I hope you find this advice helpful enough to put into action, and, as always, if you have questions do not hesitate to send me an email!

Be Well: Deadlifts

In honor of Halloween, I've decided to feature deadlifts (get it? GET IT?) as my weekly workout. They're great for your hamstrings and glutes, two areas of my body where I could always use a bit more toning.

#1 most important thing about deadlifts: your back should be flat THE WHOLE TIME. Sourcing your power from your legs and not your back will give your legs a great workout while protecting your back. Whenever I can I do deadlifts at a 90-degree angle from a mirror - that way you can look over your shoulder and monitor the position of your back.

Start with a heavy barbell on the floor in front of you. I used a 30 lb. bar for this demonstration, but I try to do 40 lbs. whenever a barbell that size is available. I should really push myself to do even more. Choose the heaviest weight you can lift without rounding your back while picking it up.

Stand up slowly, keeping your back flat and lifting from your legs.

Now slowly lower the bar back down to the ground, controlling your pace with your legs and not your back.

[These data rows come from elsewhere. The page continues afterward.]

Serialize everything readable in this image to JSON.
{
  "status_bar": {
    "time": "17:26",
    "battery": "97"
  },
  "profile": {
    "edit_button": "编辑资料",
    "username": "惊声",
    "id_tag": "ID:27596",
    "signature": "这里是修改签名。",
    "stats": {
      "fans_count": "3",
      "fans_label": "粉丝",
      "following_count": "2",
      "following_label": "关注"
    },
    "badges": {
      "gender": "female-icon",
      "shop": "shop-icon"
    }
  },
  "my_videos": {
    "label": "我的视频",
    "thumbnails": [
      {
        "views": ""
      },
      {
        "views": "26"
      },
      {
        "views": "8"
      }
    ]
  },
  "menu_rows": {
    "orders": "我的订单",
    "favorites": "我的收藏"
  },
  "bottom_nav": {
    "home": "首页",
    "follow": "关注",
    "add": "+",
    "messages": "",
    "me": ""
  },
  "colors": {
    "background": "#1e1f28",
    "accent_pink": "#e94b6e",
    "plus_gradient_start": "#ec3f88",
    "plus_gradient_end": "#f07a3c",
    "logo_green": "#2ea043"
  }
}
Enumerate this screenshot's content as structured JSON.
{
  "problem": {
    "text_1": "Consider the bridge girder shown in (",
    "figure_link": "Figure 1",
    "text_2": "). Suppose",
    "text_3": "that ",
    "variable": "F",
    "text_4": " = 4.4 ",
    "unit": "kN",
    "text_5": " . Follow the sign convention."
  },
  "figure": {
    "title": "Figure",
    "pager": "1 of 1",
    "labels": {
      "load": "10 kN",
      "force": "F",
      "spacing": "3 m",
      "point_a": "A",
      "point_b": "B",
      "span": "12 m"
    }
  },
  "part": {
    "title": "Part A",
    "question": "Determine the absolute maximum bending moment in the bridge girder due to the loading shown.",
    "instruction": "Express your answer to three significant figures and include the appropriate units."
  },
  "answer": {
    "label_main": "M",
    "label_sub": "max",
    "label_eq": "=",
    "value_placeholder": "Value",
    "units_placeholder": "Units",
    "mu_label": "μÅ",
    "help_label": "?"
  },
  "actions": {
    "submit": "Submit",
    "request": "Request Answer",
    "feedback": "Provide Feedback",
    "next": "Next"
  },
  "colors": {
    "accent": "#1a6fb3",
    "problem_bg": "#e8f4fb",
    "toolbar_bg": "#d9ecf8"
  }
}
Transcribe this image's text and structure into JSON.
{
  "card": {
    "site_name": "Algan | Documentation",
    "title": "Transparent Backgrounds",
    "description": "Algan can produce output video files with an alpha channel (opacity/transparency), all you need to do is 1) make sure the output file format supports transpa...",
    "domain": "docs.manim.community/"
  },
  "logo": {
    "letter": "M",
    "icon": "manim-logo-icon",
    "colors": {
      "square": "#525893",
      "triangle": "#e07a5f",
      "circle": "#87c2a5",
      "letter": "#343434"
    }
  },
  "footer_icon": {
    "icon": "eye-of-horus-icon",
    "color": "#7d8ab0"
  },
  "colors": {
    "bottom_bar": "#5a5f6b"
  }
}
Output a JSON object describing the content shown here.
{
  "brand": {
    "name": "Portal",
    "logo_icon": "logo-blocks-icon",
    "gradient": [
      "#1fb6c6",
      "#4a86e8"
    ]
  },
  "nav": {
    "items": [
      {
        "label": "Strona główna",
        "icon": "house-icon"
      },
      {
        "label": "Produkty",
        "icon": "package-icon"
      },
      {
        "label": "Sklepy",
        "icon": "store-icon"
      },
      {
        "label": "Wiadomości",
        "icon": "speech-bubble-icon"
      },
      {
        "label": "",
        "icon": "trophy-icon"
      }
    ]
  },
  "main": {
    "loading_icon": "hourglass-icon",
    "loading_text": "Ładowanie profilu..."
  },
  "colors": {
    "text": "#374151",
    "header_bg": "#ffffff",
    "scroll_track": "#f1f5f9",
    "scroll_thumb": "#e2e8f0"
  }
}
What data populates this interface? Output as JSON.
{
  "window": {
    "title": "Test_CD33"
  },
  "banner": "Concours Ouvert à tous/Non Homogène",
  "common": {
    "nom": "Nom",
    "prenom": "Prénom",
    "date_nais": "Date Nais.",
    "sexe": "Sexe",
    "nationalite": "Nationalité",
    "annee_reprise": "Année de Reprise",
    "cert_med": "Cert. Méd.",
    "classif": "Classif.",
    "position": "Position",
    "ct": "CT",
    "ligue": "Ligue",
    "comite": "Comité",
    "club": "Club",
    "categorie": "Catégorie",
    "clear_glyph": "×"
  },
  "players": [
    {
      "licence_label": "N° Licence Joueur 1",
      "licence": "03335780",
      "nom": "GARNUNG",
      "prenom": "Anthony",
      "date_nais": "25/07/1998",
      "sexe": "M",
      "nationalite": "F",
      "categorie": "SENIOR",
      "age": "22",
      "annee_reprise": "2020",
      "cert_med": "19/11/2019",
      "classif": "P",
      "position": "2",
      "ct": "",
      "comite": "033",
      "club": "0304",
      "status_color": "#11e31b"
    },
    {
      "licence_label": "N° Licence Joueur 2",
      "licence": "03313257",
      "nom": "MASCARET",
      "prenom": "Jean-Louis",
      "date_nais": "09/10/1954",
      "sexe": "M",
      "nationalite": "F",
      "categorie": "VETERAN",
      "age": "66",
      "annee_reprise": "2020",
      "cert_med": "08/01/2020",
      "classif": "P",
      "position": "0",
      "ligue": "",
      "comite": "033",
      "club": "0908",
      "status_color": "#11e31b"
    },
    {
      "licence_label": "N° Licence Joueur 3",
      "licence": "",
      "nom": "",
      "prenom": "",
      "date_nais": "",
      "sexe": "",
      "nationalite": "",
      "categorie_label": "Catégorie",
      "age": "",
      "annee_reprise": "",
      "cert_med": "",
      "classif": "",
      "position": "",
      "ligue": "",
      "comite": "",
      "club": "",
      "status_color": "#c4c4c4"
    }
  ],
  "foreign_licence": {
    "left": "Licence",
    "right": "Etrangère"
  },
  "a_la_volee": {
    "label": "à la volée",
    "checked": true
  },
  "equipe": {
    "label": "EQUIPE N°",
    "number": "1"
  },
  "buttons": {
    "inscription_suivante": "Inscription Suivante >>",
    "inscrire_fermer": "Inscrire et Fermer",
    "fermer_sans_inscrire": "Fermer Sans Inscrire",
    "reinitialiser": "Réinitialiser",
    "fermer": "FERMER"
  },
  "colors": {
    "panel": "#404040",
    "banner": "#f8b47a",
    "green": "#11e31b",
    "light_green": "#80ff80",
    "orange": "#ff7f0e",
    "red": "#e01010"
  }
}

With each rep you should set the bar back down on the floor and then pick it right back up to complete a second, third, fourth, etc. rep. You want to set the bar all the way down on the floor so it forces you to expend the energy to pick it up each time.

Do three sets of ten reps each and you should feel it in your hamstrings the next day!

I hope anyone from the East coast who happens to stumble on this blog is staying safe, dry, and entertained. I know firsthand from growing up in hurricane country that things can get mighty boring once your power has been off for hours or even days. Here's hoping you've got a stack of good books to keep you company!

Be Well: Bicep Curl to Overhead Press (Workout Wednesday)

Today I'm excited to start writing about something that is very important to me: weight lifting in women's workouts. As I said in my first post, I think that women are often deprived of an education on the importance of weight training and how to do it. My hope is to make this blog a source of educational material on weight lifting for those of you who'd like to learn a bit more. I want to say this up front (and will possibly repeat it in all subsequent workout-related posts): lifting weights will not give you bulky muscles. It will not happen unless you are hitting the gym every day of the week while eating an extremely high-protein diet. And even then, your hormones will still go a long way in preventing you from building bulky muscle. What weight training will do is strengthen your skeleton, improve your baseline metabolism, and make you a healthier (and hopefully happier) human.

One more thing about weight training: you should be lifting AT LEAST 10 lbs. More importantly, you CAN lift at least 10 lbs. Anything less won't get you stronger, leaner, more toned arms. In order to get results, you should choose a weight that is challenging to lift. I know from experience that the rack of weights at the gym can be remarkably intimidating when you're a woman. Combat that intimidation by walking up to that weight rack, grabbing a set of 10 lb weights (or even heavier ones!) and doing the exercise outlined below the next time you're at the gym:

1) Start with your hands at your side.

2) Slowly curl the weight towards your shoulders.

3) Once you've lifted the weight to your shoulders, rotate your arms outward until they're in a goalpost position.

4) Press the weight overhead until your arms are straight. Avoid arching your back. Finish the exercise by completing the moves above in the reverse order. For beginning weightlifters, I suggest trying to complete one set of ten reps lifting at least ten lbs. For more experienced weightlifters, try for two or three sets of ten reps with 15 lbs.

Have a very healthy Wednesday!